What is needed: Copy the records that follow exactly as written, but not their pictures.

Data listing:
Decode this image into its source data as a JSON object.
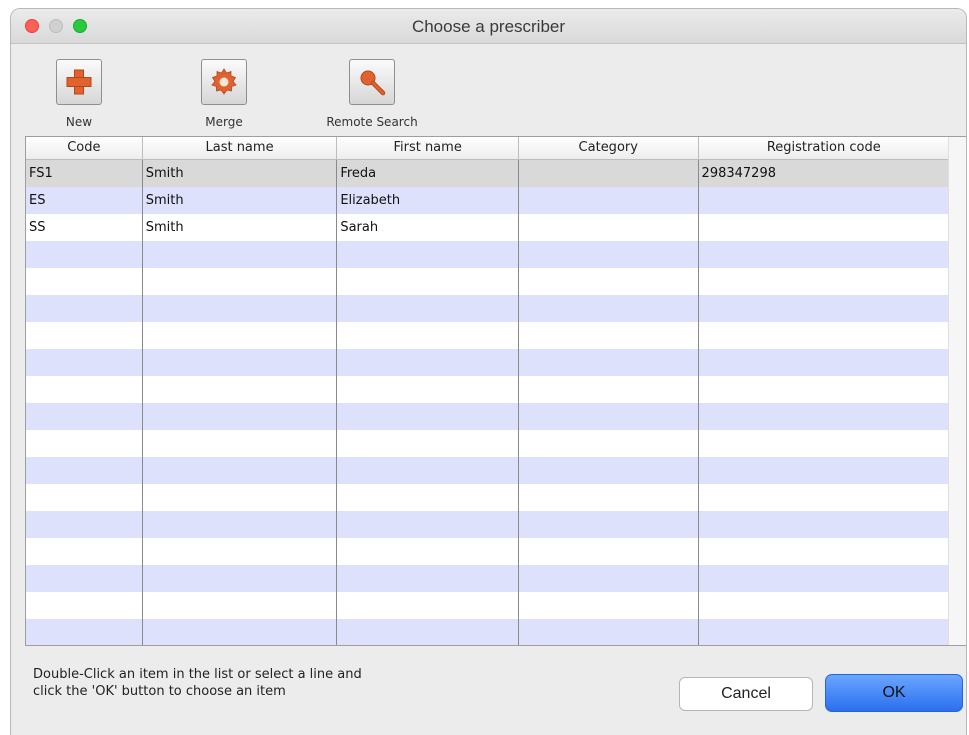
{
  "window": {
    "title": "Choose a prescriber"
  },
  "toolbar": {
    "new_label": "New",
    "merge_label": "Merge",
    "remote_search_label": "Remote Search"
  },
  "table": {
    "columns": [
      "Code",
      "Last name",
      "First name",
      "Category",
      "Registration code"
    ],
    "rows": [
      [
        "FS1",
        "Smith",
        "Freda",
        "",
        "298347298"
      ],
      [
        "ES",
        "Smith",
        "Elizabeth",
        "",
        ""
      ],
      [
        "SS",
        "Smith",
        "Sarah",
        "",
        ""
      ]
    ],
    "selected_row": 0,
    "stripe_color": "#dde1fb",
    "selected_color": "#d9d9d9"
  },
  "footer": {
    "hint_line1": "Double-Click an item in the list or select a line and",
    "hint_line2": "click the 'OK' button to choose an item",
    "cancel_label": "Cancel",
    "ok_label": "OK"
  },
  "colors": {
    "accent": "#2b6fef",
    "icon": "#e0622f"
  }
}
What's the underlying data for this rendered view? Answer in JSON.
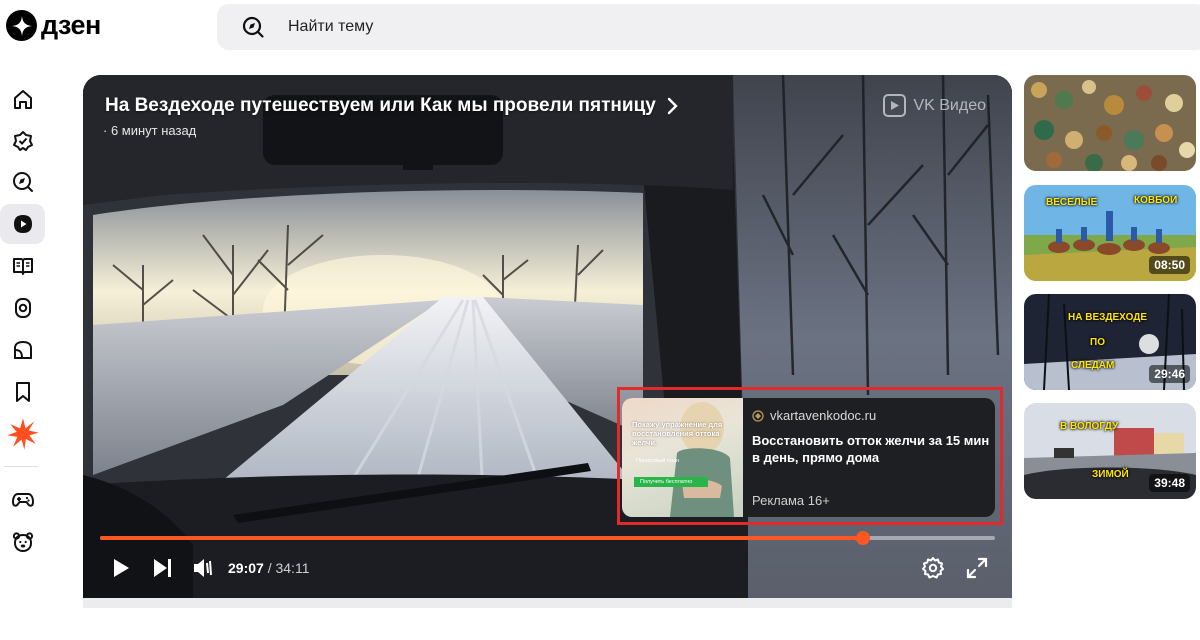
{
  "header": {
    "logo_text": "дзен",
    "search_placeholder": "Найти тему"
  },
  "sidebar": {
    "items": [
      {
        "icon": "home-icon"
      },
      {
        "icon": "subscriptions-icon"
      },
      {
        "icon": "explore-icon"
      },
      {
        "icon": "video-icon",
        "active": true
      },
      {
        "icon": "articles-icon"
      },
      {
        "icon": "shorts-icon"
      },
      {
        "icon": "channels-icon"
      },
      {
        "icon": "bookmark-icon"
      },
      {
        "icon": "burst-icon"
      },
      {
        "icon": "games-icon"
      },
      {
        "icon": "kids-bear-icon"
      }
    ]
  },
  "player": {
    "title": "На Вездеходе путешествуем или Как мы провели пятницу",
    "subtitle": "· 6 минут назад",
    "vk_label": "VK Видео",
    "current_time": "29:07",
    "total_time": " / 34:11",
    "progress": 0.852
  },
  "ad": {
    "image_text": "Покажу упражнение для восстановления оттока желчи.",
    "image_subtext": "Пошаговый план",
    "image_button": "Получить бесплатно",
    "domain": "vkartavenkodoc.ru",
    "headline": "Восстановить отток желчи за 15 мин в день, прямо дома",
    "label": "Реклама 16+"
  },
  "recommendations": [
    {
      "duration": "",
      "overlay": []
    },
    {
      "duration": "08:50",
      "overlay": [
        "ВЕСЕЛЫЕ",
        "КОВБОИ"
      ]
    },
    {
      "duration": "29:46",
      "overlay": [
        "НА ВЕЗДЕХОДЕ",
        "ПО",
        "СЛЕДАМ"
      ]
    },
    {
      "duration": "39:48",
      "overlay": [
        "В ВОЛОГДУ",
        "ЗИМОЙ"
      ]
    }
  ],
  "colors": {
    "accent": "#ff5722",
    "ad_highlight": "#e22a2a",
    "sidebar_active": "#eaeaee"
  }
}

Answer to the exercise:
Decode this image into its source data as a JSON object.
{
  "window": {
    "title": "Choose a prescriber"
  },
  "toolbar": {
    "new_label": "New",
    "merge_label": "Merge",
    "remote_search_label": "Remote Search"
  },
  "table": {
    "columns": [
      "Code",
      "Last name",
      "First name",
      "Category",
      "Registration code"
    ],
    "rows": [
      [
        "FS1",
        "Smith",
        "Freda",
        "",
        "298347298"
      ],
      [
        "ES",
        "Smith",
        "Elizabeth",
        "",
        ""
      ],
      [
        "SS",
        "Smith",
        "Sarah",
        "",
        ""
      ]
    ],
    "selected_row": 0,
    "stripe_color": "#dde1fb",
    "selected_color": "#d9d9d9"
  },
  "footer": {
    "hint_line1": "Double-Click an item in the list or select a line and",
    "hint_line2": "click the 'OK' button to choose an item",
    "cancel_label": "Cancel",
    "ok_label": "OK"
  },
  "colors": {
    "accent": "#2b6fef",
    "icon": "#e0622f"
  }
}
What's the underlying data for this rendered view? Answer in JSON.
{
  "header": {
    "logo_text": "дзен",
    "search_placeholder": "Найти тему"
  },
  "sidebar": {
    "items": [
      {
        "icon": "home-icon"
      },
      {
        "icon": "subscriptions-icon"
      },
      {
        "icon": "explore-icon"
      },
      {
        "icon": "video-icon",
        "active": true
      },
      {
        "icon": "articles-icon"
      },
      {
        "icon": "shorts-icon"
      },
      {
        "icon": "channels-icon"
      },
      {
        "icon": "bookmark-icon"
      },
      {
        "icon": "burst-icon"
      },
      {
        "icon": "games-icon"
      },
      {
        "icon": "kids-bear-icon"
      }
    ]
  },
  "player": {
    "title": "На Вездеходе путешествуем или Как мы провели пятницу",
    "subtitle": "· 6 минут назад",
    "vk_label": "VK Видео",
    "current_time": "29:07",
    "total_time": " / 34:11",
    "progress": 0.852
  },
  "ad": {
    "image_text": "Покажу упражнение для восстановления оттока желчи.",
    "image_subtext": "Пошаговый план",
    "image_button": "Получить бесплатно",
    "domain": "vkartavenkodoc.ru",
    "headline": "Восстановить отток желчи за 15 мин в день, прямо дома",
    "label": "Реклама 16+"
  },
  "recommendations": [
    {
      "duration": "",
      "overlay": []
    },
    {
      "duration": "08:50",
      "overlay": [
        "ВЕСЕЛЫЕ",
        "КОВБОИ"
      ]
    },
    {
      "duration": "29:46",
      "overlay": [
        "НА ВЕЗДЕХОДЕ",
        "ПО",
        "СЛЕДАМ"
      ]
    },
    {
      "duration": "39:48",
      "overlay": [
        "В ВОЛОГДУ",
        "ЗИМОЙ"
      ]
    }
  ],
  "colors": {
    "accent": "#ff5722",
    "ad_highlight": "#e22a2a",
    "sidebar_active": "#eaeaee"
  }
}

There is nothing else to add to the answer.